The tunnels were constructed in such a way that any noise reverberated all the way along them, making it possible to hear the slightest sound of the approaching enemy's feet, and also making it easy for internal communication. Neat huh?
Convento de la Popa
On a 150m-high hill, the highest point in Cartagena stands this convent. A beautiful image of La Virgen de la Candelaria, the patroness of the city, is in the convent's chapel, and there's a charming flower-filled patio.
There is also a chilling statue of a speared Padre Alonso García de Paredes, a priest who was murdered along with five Spanish soldiers for trying to spread the good word. The views from here are outstanding and stretch all over the city.
Iglesia de Santo Domingo
Santo Domingo is reputedly the oldest church in the city. It was originally built in 1539 in Plaza de los Coches, but the original building succumbed to fire and was rebuilt in its present location in 1552. Builders gave it a particularly wide central nave and covered it with a heavy roof, but it seems they were not too good at their calculations as the vault began to crack afterward.
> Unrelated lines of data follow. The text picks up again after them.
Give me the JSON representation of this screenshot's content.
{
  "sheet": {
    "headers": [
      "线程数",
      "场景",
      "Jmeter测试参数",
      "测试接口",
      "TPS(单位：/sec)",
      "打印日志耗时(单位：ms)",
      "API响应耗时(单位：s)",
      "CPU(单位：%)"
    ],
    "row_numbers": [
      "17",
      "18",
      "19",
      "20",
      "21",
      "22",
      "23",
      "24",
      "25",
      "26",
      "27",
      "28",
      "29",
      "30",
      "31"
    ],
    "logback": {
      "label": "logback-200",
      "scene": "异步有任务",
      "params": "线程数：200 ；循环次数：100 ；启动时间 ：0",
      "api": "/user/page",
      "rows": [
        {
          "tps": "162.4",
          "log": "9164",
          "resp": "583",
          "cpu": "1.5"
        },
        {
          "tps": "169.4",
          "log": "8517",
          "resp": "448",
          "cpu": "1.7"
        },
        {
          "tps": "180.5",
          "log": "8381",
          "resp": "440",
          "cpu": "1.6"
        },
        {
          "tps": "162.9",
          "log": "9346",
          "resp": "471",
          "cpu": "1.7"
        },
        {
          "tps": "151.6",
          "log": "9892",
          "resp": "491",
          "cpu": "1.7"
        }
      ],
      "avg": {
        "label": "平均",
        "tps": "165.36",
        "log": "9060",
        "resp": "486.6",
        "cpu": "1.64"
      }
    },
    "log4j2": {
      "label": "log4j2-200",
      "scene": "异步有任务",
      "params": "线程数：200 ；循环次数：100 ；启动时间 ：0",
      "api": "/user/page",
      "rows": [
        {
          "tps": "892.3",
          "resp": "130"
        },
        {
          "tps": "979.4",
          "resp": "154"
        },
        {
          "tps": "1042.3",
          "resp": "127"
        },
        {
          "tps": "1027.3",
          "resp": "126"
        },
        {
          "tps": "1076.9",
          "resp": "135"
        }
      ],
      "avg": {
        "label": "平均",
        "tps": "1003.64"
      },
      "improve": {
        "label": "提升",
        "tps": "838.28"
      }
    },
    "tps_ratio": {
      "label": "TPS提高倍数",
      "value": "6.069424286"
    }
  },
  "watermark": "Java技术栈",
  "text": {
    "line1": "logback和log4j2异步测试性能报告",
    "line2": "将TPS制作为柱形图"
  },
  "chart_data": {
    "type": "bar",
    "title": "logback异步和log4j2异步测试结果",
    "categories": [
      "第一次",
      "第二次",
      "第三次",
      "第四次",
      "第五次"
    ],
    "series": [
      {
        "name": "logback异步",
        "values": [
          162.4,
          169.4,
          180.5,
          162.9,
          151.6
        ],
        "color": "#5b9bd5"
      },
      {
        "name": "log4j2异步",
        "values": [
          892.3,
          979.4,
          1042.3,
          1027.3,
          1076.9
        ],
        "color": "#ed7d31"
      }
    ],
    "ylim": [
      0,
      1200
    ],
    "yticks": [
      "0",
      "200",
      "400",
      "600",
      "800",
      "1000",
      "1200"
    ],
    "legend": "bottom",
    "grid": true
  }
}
Volcán de Lodo El Totumo
While just 50km northeast of Cartagena, this amusing site is a world away from the colonial city's cleanliness. A myth says that this 15m-high conical vent once erupted fire prior to it being quenched with holy water from a priest who feared it was the work of the devil. Visitors now climb some rather steep steps to the summit before plummeting into a crater bubbling with warm mud.
With the consistency of thick cream, it supports prone human bodies almost atop its surface, while people who stand upright sink to just below chest level. It is a rather surreal experience, and locals are on hand to provide massages (bring small bills to tip for this). It’s a pretty wild experience.
4. Practice your Spanish in Cartagena, Colombia
Did you talk Spanish in high school or college? It’s time to brush up on your skills amigo! You’ll be happy to know that Colombians are known to speak the “slowest” Spanish. As in we don’t speak a mile a minute like some of our South American neighbors. It’s just the way our culture is. It makes comprehension so much easier. Waiters and street vendors will gladly help you with your Spanish.
What will you do in Cartagena, Colombia?
With loads to do, how will you spend your time? You should not only take advantage of the incredible dental care savings you will be receiving thanks to you dental tourism but you should also be taking advantage of the incredible city that you’ll visit. Cartagena, Colombia is a magical place. Find out what the fuss is all about first hand.